MANILA, Philippines - Malacañang on Wednesday thumbed down a call of supermarket owners for the government to not raise too high the excise tax on tobacco and alcohol products since public health—the primary beneficiary of the sin-tax reform bill—is “non-negotiable.”
The Senate version of the sin-tax bill, expected to bring in over P30 billion in additional revenue from higher liquor and cigarette taxes, will likely be passed by October before senators get tied up in marathon deliberations on the proposed P2.007-trillion budget for 2013, Sen. Ralph Recto said also on Wednesday.
Palace Spokesman Edwin Lacierda was responding to the appeal of the Philippine Association of Supermarkets Inc. (Pasi), which had sought a “reasonable” increase in the excise tax of so-called sin products as the current rate proposed in Congress would reduce their sales volume.
“Public health is non-negotiable. That’s part of the reason we’re looking at it from both ends–public health and revenue generation. It has never been an issue. That’s why we’re reforming the sin tax. The proceeds will go to our public health,” he said.
According to Lacierda, the government expects to generate “enough revenues,” estimated at P33 billion, from the measure to augment funds for its universal health coverage program.

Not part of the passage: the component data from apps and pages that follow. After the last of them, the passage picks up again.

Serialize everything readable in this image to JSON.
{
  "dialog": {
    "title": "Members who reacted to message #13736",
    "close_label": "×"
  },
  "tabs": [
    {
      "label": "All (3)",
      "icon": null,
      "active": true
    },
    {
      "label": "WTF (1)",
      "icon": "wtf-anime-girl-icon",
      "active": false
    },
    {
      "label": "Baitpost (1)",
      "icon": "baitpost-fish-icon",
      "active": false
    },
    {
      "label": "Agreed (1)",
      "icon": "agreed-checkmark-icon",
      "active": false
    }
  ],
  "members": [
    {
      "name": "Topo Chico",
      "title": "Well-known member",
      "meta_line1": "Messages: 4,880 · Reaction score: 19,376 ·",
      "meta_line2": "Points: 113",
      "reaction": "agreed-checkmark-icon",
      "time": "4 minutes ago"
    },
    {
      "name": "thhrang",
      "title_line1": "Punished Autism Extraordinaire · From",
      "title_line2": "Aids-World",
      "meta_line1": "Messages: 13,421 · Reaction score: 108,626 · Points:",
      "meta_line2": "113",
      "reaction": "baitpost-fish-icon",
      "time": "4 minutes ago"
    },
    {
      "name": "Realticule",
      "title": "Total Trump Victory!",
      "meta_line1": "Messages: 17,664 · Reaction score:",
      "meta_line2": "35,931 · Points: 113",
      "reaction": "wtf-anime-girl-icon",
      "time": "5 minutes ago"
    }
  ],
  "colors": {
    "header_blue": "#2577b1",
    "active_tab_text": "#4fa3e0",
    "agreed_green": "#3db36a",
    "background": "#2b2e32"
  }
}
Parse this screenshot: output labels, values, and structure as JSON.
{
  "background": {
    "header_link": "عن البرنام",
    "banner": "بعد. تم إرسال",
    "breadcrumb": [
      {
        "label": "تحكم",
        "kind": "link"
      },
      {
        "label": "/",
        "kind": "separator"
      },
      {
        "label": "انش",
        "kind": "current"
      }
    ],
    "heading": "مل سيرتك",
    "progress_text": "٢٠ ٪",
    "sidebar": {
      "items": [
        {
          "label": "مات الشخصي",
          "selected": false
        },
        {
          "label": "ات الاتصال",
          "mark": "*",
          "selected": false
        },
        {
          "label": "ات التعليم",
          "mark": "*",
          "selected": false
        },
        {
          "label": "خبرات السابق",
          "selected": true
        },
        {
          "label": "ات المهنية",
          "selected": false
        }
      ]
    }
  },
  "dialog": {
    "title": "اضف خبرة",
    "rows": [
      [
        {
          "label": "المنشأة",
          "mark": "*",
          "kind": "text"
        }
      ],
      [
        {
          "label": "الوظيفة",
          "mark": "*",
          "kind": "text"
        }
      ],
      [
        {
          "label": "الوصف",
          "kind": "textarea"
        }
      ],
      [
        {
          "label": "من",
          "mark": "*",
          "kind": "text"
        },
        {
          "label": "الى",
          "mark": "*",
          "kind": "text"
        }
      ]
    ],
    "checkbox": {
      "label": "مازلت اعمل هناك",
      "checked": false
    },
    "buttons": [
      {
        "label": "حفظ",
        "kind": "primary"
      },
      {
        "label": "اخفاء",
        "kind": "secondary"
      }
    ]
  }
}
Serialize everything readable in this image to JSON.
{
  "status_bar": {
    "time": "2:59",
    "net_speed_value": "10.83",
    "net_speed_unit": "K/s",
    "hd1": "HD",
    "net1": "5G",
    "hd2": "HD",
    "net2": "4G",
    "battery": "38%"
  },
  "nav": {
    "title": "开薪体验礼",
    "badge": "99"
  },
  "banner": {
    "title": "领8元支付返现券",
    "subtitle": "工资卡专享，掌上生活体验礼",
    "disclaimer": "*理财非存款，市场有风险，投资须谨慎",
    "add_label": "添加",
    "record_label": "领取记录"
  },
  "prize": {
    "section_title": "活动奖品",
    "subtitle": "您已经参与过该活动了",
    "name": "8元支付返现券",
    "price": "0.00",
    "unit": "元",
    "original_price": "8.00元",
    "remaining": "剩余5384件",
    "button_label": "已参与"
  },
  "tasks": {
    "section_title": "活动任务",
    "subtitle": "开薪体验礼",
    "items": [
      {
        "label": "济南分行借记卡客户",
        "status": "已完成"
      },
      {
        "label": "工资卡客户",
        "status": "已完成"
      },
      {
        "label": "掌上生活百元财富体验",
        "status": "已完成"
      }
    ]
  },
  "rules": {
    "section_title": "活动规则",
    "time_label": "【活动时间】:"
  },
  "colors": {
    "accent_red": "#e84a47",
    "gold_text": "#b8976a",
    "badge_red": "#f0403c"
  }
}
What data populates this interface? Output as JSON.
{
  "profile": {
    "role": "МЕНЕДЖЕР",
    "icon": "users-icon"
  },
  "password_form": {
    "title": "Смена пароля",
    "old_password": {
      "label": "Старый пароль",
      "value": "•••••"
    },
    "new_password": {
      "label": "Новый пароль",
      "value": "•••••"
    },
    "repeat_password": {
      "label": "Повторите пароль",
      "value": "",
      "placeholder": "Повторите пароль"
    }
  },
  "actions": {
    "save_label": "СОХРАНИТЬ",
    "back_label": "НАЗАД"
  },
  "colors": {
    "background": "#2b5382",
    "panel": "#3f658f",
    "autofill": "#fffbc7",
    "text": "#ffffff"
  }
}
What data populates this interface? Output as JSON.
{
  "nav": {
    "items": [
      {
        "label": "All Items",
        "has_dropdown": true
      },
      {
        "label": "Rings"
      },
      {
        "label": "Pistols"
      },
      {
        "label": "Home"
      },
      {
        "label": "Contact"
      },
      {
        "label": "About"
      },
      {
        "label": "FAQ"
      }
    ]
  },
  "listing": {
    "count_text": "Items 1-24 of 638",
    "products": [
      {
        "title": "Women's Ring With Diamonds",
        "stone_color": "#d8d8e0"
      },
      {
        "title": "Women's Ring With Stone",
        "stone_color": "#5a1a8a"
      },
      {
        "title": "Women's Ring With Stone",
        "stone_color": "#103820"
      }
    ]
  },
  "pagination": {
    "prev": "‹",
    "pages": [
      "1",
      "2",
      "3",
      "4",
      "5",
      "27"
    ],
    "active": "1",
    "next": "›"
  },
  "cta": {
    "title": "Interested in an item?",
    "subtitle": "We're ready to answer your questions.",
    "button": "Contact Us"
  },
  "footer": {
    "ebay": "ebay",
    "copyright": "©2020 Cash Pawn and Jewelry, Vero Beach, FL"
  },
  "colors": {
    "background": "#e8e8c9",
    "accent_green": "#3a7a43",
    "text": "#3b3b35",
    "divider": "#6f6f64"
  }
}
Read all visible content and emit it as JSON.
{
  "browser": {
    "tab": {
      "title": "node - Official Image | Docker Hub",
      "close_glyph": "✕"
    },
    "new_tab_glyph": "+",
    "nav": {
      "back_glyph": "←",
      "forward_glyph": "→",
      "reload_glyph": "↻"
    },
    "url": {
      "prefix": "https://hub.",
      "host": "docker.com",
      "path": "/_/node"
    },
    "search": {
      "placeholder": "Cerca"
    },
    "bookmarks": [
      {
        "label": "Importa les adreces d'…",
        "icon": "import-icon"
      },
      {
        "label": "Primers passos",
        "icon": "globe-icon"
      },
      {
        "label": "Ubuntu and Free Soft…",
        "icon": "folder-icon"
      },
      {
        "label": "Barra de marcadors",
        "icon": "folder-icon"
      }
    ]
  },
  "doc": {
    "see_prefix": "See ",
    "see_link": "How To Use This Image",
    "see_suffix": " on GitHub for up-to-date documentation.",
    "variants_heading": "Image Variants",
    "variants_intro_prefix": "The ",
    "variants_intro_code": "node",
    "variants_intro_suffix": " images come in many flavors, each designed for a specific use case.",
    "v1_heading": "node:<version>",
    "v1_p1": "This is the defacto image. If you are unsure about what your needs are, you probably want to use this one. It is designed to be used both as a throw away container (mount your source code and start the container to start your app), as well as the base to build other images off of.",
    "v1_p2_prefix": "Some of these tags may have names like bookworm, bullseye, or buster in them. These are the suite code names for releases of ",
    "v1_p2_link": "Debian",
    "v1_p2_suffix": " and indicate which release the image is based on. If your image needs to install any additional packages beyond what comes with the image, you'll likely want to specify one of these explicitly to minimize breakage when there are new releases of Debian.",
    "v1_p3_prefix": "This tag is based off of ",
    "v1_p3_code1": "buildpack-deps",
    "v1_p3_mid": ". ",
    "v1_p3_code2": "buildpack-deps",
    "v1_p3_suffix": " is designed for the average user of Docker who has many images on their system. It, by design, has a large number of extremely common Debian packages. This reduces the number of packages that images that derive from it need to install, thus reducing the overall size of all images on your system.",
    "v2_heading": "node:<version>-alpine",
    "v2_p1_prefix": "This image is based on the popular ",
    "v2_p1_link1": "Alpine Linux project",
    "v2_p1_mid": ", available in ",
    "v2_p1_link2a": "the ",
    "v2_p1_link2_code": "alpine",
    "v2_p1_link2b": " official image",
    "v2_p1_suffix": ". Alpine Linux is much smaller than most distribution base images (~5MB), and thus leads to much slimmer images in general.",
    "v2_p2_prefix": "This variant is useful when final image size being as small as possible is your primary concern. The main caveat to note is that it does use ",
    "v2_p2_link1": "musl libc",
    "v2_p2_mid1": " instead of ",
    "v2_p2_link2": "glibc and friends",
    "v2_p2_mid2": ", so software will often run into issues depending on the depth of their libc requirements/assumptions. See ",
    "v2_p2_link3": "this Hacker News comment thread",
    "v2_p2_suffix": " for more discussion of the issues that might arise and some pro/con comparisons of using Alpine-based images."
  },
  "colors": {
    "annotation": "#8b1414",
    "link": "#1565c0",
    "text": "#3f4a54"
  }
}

On Pasi’s concerns about reduced sales, he said that based on a Finance department study of other countries that have imposed higher excise taxes on sin products, “there is a slight drop [in consumption] but eventually, it goes up again. The level of consumption eventually goes back to normal.”
Lacierda said that in Singapore, for example, cigarette packs are required by law to bear photos on the effects of smoking, like mouth cancer.
“Those photos are very gory, yet in spite of that, there has been a consistent consumption of cigarettes there,” he added.
In saying the sin-tax reform bill would be passed in October, Recto said they are ready to start public hearings on the measure on Thursday next week to enable the Senate to get inputs from Finance Secretary Cesar Purisima, as well as affected industry stakeholders. He is the chairman the Senate Ways and Means Committee that will review the Malacanang-endorsed sin-tax bill.
“It is our duty to pass the tax measure,” Recto said even as he gave assurance his committee would strive to come up with legislation that will spread the tax burden equitably on the affected sectors.
He added that he planned to submit a committee report on the Senate version of the sin-tax bill by September, so that a plenary vote to approve the measure could be called by October for the legislation to be submitted for signing into law by President Aquino before year-end.